This appeals court document shows the opinion of congress on the
ability of copyright security. Get this; the main point:

  1. It will, so long as the statute remains in its present form,
    always be necessary to determine whether in a given case there is a
    physically or conceptually separable artistic sculpture or carving
    capable of existing independently as a work of art.

  2. … permitting copyright to extend only to ornamental or
    superfluous designs contained within useful objects while denying it
    to artistically designed functional components of useful objects.
    Generally they have favored representational art as opposed to
    non-representation artistic forms

[ Added section: Hanuman]


OPINION (Judge Oakes): 1. This case is on a razor’s edge of
copyright law. It involves belt buckles, utilitarian objects which
as such are not copyrightable. But these are not ordinary buckles;
they are sculptured designs cast in precious metals-decorative in
nature and used as jewelry is, principally for ornamentation. We say
"on a razor’s edge" because the case requires us to draw a fine
line under applicable copyright law and regulations. Drawing the
line in favor of the appellant designer, we uphold the copyrights
granted to him by the Copyright Office and reverse the district
court’s grant of summary judgment in favor of the appellee, the
copier of appellant’s designs
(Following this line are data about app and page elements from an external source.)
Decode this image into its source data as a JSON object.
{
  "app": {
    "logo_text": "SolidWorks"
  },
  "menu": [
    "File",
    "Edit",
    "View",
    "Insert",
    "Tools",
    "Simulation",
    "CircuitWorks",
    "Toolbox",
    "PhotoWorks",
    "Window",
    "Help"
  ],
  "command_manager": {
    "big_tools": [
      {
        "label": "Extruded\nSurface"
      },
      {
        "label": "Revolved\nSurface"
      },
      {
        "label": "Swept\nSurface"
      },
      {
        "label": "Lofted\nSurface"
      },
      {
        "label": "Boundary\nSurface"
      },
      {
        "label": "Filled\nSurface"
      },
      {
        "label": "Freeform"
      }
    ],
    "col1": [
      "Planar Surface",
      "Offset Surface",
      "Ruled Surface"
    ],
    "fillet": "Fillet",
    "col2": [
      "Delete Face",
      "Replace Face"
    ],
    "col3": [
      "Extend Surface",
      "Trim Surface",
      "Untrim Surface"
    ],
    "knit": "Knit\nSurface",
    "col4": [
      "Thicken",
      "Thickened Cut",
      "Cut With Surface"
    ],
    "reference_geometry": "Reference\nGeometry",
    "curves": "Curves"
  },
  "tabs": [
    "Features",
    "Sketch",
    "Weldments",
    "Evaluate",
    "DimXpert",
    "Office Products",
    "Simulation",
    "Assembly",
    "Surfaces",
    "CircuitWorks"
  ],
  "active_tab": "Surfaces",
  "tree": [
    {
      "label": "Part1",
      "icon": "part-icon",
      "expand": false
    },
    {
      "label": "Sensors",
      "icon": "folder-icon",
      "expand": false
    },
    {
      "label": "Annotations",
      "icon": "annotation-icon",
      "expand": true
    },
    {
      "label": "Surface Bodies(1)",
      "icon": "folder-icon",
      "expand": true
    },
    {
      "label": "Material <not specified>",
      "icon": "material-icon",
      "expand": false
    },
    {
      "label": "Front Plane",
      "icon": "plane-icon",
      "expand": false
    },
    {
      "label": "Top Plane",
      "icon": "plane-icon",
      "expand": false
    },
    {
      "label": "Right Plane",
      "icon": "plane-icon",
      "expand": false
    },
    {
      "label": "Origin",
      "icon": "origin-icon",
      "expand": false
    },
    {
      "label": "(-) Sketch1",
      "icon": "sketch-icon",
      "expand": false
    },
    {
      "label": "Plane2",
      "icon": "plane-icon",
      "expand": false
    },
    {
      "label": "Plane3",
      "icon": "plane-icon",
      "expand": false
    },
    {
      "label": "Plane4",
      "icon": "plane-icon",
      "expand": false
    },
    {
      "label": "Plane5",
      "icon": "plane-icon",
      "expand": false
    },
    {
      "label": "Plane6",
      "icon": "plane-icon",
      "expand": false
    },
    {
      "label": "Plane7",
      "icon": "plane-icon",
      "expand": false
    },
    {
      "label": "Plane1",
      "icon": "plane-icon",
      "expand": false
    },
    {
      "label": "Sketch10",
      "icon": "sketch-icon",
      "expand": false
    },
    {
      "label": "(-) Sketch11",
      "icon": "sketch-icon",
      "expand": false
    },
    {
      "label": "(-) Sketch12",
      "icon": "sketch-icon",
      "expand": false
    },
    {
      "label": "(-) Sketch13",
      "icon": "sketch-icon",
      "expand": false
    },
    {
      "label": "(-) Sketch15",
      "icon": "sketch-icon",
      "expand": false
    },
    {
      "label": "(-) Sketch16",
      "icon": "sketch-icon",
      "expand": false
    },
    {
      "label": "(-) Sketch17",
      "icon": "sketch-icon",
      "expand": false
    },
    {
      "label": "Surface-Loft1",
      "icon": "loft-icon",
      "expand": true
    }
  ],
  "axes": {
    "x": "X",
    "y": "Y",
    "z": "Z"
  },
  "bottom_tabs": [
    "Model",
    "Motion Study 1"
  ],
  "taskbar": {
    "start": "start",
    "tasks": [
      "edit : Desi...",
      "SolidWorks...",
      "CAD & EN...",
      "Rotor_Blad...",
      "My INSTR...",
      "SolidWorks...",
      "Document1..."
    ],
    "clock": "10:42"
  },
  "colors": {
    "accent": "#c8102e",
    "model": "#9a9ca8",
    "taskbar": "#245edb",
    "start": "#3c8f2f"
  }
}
Kinda fun “deja vu” to see this note, and i’m not surprised. Mr.
Kieselstein-cord seems to jog a memory that he’s somewhat aggressive
in pursuing copyright infringement. And, to make it pertinent, I
recall about a decade ago, a casting company who’d been doing work
for a local jewelry store. for a short time they’d been agreeing to
make rubber molds of Kieselstein’s belt buckles, and cast the
results, albeit after burning off the signatures in the rubber. Not
very honorable, and the caster rather quickly decided to turn away
such requests, even though it risked loosing a somewhat substantial
client. The decision was even clearer when they realized that the
store had been going to the local Macy’s department store, buying the
Kieselstein buckles at retail, having them molded, and then, get
this, were refinishing the things, putting the labels back on, and
returning them for credit to Macy’s! I later heard that the store
owner, when he decided to knock these things off like this, also put
ten thousand bucks aside for possible legal costs just in case he
got caught and sued over the practice. I don’t know if he ever did,
but he was enough of a slimeball that I rather hope that he didn’t
get to keep that ten grand untouched for too long…